Report on Taal (Philippines) — 27 August-2 September 2008
Smithsonian / US Geological Survey Weekly Volcanic Activity Report, 27 August-2 September 2008
Managing Editor: Sally Kuhn Sennert
Please cite this report as:
Global Volcanism Program, 2008. Report on Taal (Philippines). In: Sennert, S K (ed.), Weekly Volcanic Activity Report, 27 August-2 September 2008. Smithsonian Institution and US Geological Survey.
14.002°N, 120.993°E; summit elev. 311 m
All times are local (unless otherwise noted)
PHIVOLCS reported ongoing seismic unrest at Taal on 28 August. Ten earthquakes occurred; two at Intensity II were felt by residents in the Pira-Piraso village and were accompanied by rumbling sounds. The earthquakes were located NE of the island near the Daang Kastila area at estimated depths of 0.6-0.8 km. Surface observations indicated no change in the main crater lake area. PHIVOLCS warned that the main crater was off-limits to the general public. The Alert Level remained at 1 (scale is 0-5, 0 referring to No Alert status).

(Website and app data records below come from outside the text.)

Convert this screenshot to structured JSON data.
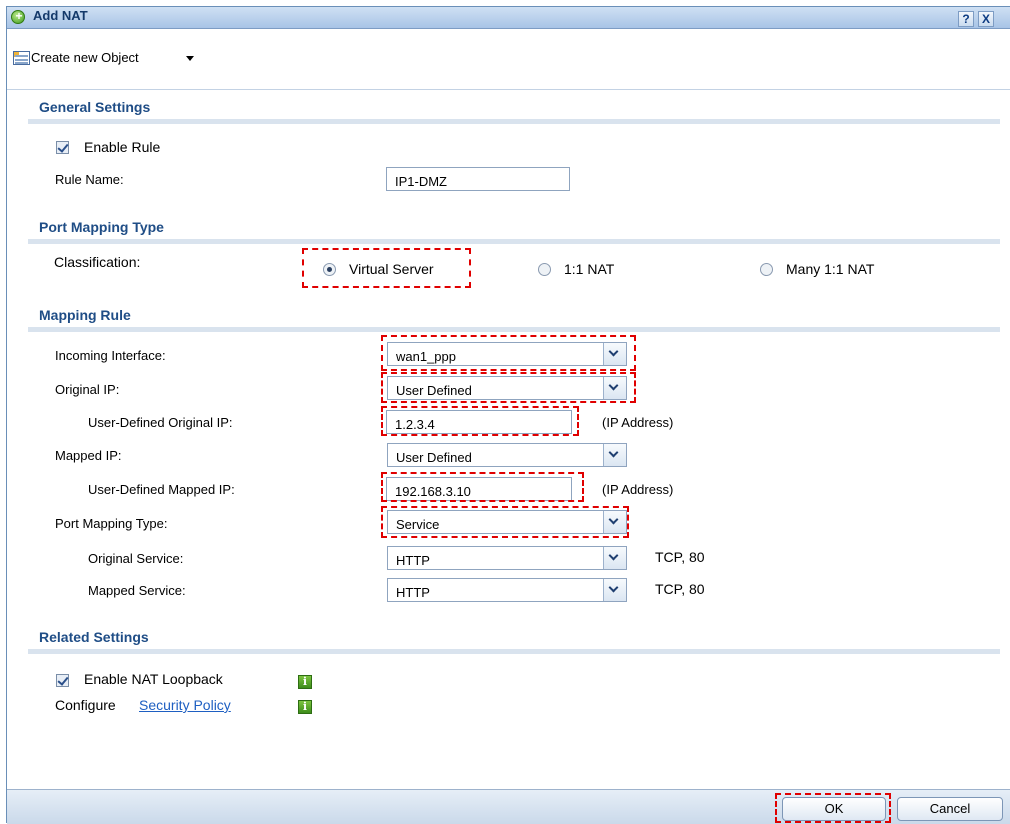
{
  "window": {
    "title": "Add NAT",
    "help_label": "?",
    "close_label": "X"
  },
  "toolbar": {
    "create_label": "Create new Object"
  },
  "general": {
    "title": "General Settings",
    "enable_rule_label": "Enable Rule",
    "enable_rule_checked": true,
    "rule_name_label": "Rule Name:",
    "rule_name_value": "IP1-DMZ"
  },
  "port_mapping_type": {
    "title": "Port Mapping Type",
    "classification_label": "Classification:",
    "options": [
      "Virtual Server",
      "1:1 NAT",
      "Many 1:1 NAT"
    ],
    "selected": "Virtual Server"
  },
  "mapping_rule": {
    "title": "Mapping Rule",
    "incoming_interface_label": "Incoming Interface:",
    "incoming_interface_value": "wan1_ppp",
    "original_ip_label": "Original IP:",
    "original_ip_value": "User Defined",
    "user_defined_original_ip_label": "User-Defined Original IP:",
    "user_defined_original_ip_value": "1.2.3.4",
    "ip_address_hint": "(IP Address)",
    "mapped_ip_label": "Mapped IP:",
    "mapped_ip_value": "User Defined",
    "user_defined_mapped_ip_label": "User-Defined Mapped IP:",
    "user_defined_mapped_ip_value": "192.168.3.10",
    "port_mapping_type_label": "Port Mapping Type:",
    "port_mapping_type_value": "Service",
    "original_service_label": "Original Service:",
    "original_service_value": "HTTP",
    "original_service_detail": "TCP, 80",
    "mapped_service_label": "Mapped Service:",
    "mapped_service_value": "HTTP",
    "mapped_service_detail": "TCP, 80"
  },
  "related": {
    "title": "Related Settings",
    "nat_loopback_label": "Enable NAT Loopback",
    "nat_loopback_checked": true,
    "configure_label": "Configure",
    "security_policy_link": "Security Policy",
    "info_glyph": "i"
  },
  "footer": {
    "ok_label": "OK",
    "cancel_label": "Cancel"
  },
  "colors": {
    "highlight": "#e00000",
    "section_title": "#1f4d86",
    "link": "#1e5fc2"
  }
}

Geologic Background. Taal is one of the most active volcanoes in the Philippines and has produced some of its most powerful historical eruptions. Though not topographically prominent, its prehistorical eruptions have greatly changed the landscape of SW Luzon. The 15 x 20 km Talisay (Taal) caldera is largely filled by Lake Taal, whose 267 km2 surface lies only 3 m above sea level. The maximum depth of the lake is 160 m, and several eruptive centers lie submerged beneath the lake. The 5-km-wide Volcano Island in north-central Lake Taal is the location of all historical eruptions. The island is composed of coalescing small stratovolcanoes, tuff rings, and scoria cones that have grown about 25% in area during historical time. Powerful pyroclastic flows and surges from historical eruptions have caused many fatalities.